**What to do:**
Once the pictures are set aside, copy the records below exactly as they stand.

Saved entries
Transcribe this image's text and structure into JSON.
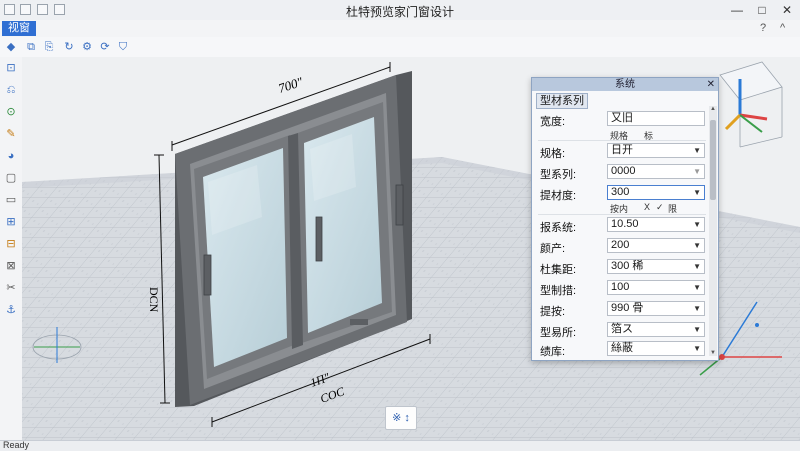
{
  "window": {
    "title": "杜特预览家门窗设计",
    "min": "—",
    "max": "□",
    "close": "✕"
  },
  "menu": {
    "active_tab": "视窗",
    "right_icons": [
      "?",
      "^"
    ]
  },
  "toolbar": {
    "icons": [
      "back-icon",
      "copy-icon",
      "paste-icon",
      "rotate-icon",
      "settings-icon",
      "refresh-icon",
      "tag-icon"
    ],
    "glyphs": [
      "◆",
      "⧉",
      "⎘",
      "↻",
      "⚙",
      "⟳",
      "⛉"
    ]
  },
  "left_tools": {
    "glyphs": [
      "⊡",
      "⎌",
      "⊙",
      "✎",
      "◕",
      "▢",
      "▭",
      "⊞",
      "⊟",
      "⊠",
      "✂",
      "⚓"
    ]
  },
  "drawing": {
    "dim_top": "700\"",
    "dim_left": "DCN",
    "dim_bottom_1": "1Π\"",
    "dim_bottom_2": "COC"
  },
  "bottom_button": "※ ↕",
  "status": "Ready",
  "panel": {
    "title": "系统",
    "close": "✕",
    "tab": "型材系列",
    "width_label": "宽度:",
    "width_value": "又旧",
    "width_sub_1": "规格",
    "width_sub_2": "标",
    "rows": [
      {
        "label": "规格:",
        "value": "日开"
      },
      {
        "label": "型系列:",
        "value": "0000"
      },
      {
        "label": "提材度:",
        "value": "300"
      },
      {
        "label": "报系统:",
        "value": "10.50"
      },
      {
        "label": "颜产:",
        "value": "200"
      },
      {
        "label": "杜集距:",
        "value": "300 稀"
      },
      {
        "label": "型制措:",
        "value": "100"
      },
      {
        "label": "提按:",
        "value": "990 骨"
      },
      {
        "label": "型易所:",
        "value": "箔ス"
      },
      {
        "label": "绩库:",
        "value": "絲蔽"
      }
    ],
    "sub_row": {
      "a": "按内",
      "b": "X",
      "c": "✓",
      "d": "限"
    }
  },
  "colors": {
    "frame": "#6b6e72",
    "frame_dark": "#4f5256",
    "glass": "#c6dbe2",
    "accent": "#2f6fd3"
  }
}
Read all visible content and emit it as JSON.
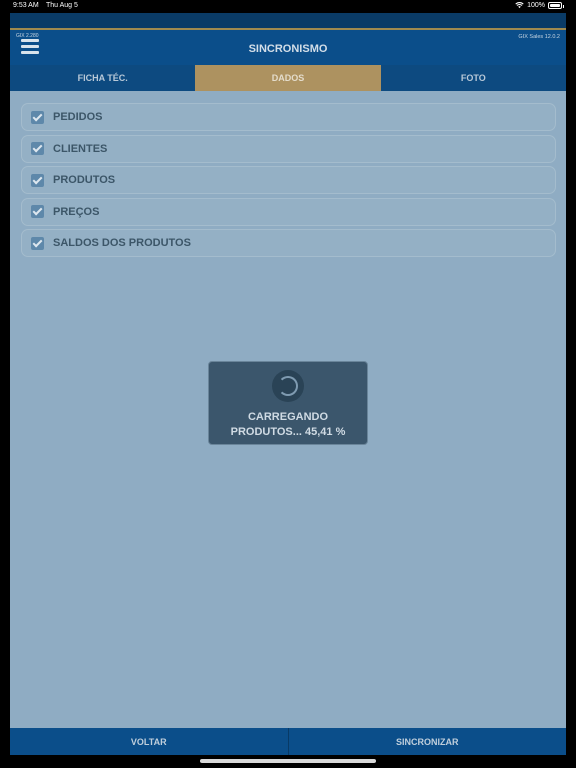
{
  "status_bar": {
    "time": "9:53 AM",
    "date": "Thu Aug 5",
    "battery": "100%"
  },
  "header": {
    "version_left": "GIX 2.280",
    "version_right": "GIX Sales 12.0.2",
    "title": "SINCRONISMO"
  },
  "tabs": [
    {
      "label": "FICHA TÉC.",
      "active": false
    },
    {
      "label": "DADOS",
      "active": true
    },
    {
      "label": "FOTO",
      "active": false
    }
  ],
  "sync_items": [
    {
      "label": "PEDIDOS",
      "checked": true
    },
    {
      "label": "CLIENTES",
      "checked": true
    },
    {
      "label": "PRODUTOS",
      "checked": true
    },
    {
      "label": "PREÇOS",
      "checked": true
    },
    {
      "label": "SALDOS DOS PRODUTOS",
      "checked": true
    }
  ],
  "loading": {
    "line1": "CARREGANDO",
    "line2": "PRODUTOS... 45,41 %"
  },
  "footer": {
    "back_label": "VOLTAR",
    "sync_label": "SINCRONIZAR"
  },
  "colors": {
    "header_blue": "#0b4e8a",
    "active_tab": "#ad9260",
    "background": "#8facc3",
    "overlay": "#3b566c"
  }
}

**Expected answer:**
Transcribe this image's text and structure into JSON.
{
  "window": {
    "title": "杜特预览家门窗设计",
    "min": "—",
    "max": "□",
    "close": "✕"
  },
  "menu": {
    "active_tab": "视窗",
    "right_icons": [
      "?",
      "^"
    ]
  },
  "toolbar": {
    "icons": [
      "back-icon",
      "copy-icon",
      "paste-icon",
      "rotate-icon",
      "settings-icon",
      "refresh-icon",
      "tag-icon"
    ],
    "glyphs": [
      "◆",
      "⧉",
      "⎘",
      "↻",
      "⚙",
      "⟳",
      "⛉"
    ]
  },
  "left_tools": {
    "glyphs": [
      "⊡",
      "⎌",
      "⊙",
      "✎",
      "◕",
      "▢",
      "▭",
      "⊞",
      "⊟",
      "⊠",
      "✂",
      "⚓"
    ]
  },
  "drawing": {
    "dim_top": "700\"",
    "dim_left": "DCN",
    "dim_bottom_1": "1Π\"",
    "dim_bottom_2": "COC"
  },
  "bottom_button": "※ ↕",
  "status": "Ready",
  "panel": {
    "title": "系统",
    "close": "✕",
    "tab": "型材系列",
    "width_label": "宽度:",
    "width_value": "又旧",
    "width_sub_1": "规格",
    "width_sub_2": "标",
    "rows": [
      {
        "label": "规格:",
        "value": "日开"
      },
      {
        "label": "型系列:",
        "value": "0000"
      },
      {
        "label": "提材度:",
        "value": "300"
      },
      {
        "label": "报系统:",
        "value": "10.50"
      },
      {
        "label": "颜产:",
        "value": "200"
      },
      {
        "label": "杜集距:",
        "value": "300 稀"
      },
      {
        "label": "型制措:",
        "value": "100"
      },
      {
        "label": "提按:",
        "value": "990 骨"
      },
      {
        "label": "型易所:",
        "value": "箔ス"
      },
      {
        "label": "绩库:",
        "value": "絲蔽"
      }
    ],
    "sub_row": {
      "a": "按内",
      "b": "X",
      "c": "✓",
      "d": "限"
    }
  },
  "colors": {
    "frame": "#6b6e72",
    "frame_dark": "#4f5256",
    "glass": "#c6dbe2",
    "accent": "#2f6fd3"
  }
}
Read all visible content and emit it as JSON.
{
  "status_bar": {
    "time": "9:53 AM",
    "date": "Thu Aug 5",
    "battery": "100%"
  },
  "header": {
    "version_left": "GIX 2.280",
    "version_right": "GIX Sales 12.0.2",
    "title": "SINCRONISMO"
  },
  "tabs": [
    {
      "label": "FICHA TÉC.",
      "active": false
    },
    {
      "label": "DADOS",
      "active": true
    },
    {
      "label": "FOTO",
      "active": false
    }
  ],
  "sync_items": [
    {
      "label": "PEDIDOS",
      "checked": true
    },
    {
      "label": "CLIENTES",
      "checked": true
    },
    {
      "label": "PRODUTOS",
      "checked": true
    },
    {
      "label": "PREÇOS",
      "checked": true
    },
    {
      "label": "SALDOS DOS PRODUTOS",
      "checked": true
    }
  ],
  "loading": {
    "line1": "CARREGANDO",
    "line2": "PRODUTOS... 45,41 %"
  },
  "footer": {
    "back_label": "VOLTAR",
    "sync_label": "SINCRONIZAR"
  },
  "colors": {
    "header_blue": "#0b4e8a",
    "active_tab": "#ad9260",
    "background": "#8facc3",
    "overlay": "#3b566c"
  }
}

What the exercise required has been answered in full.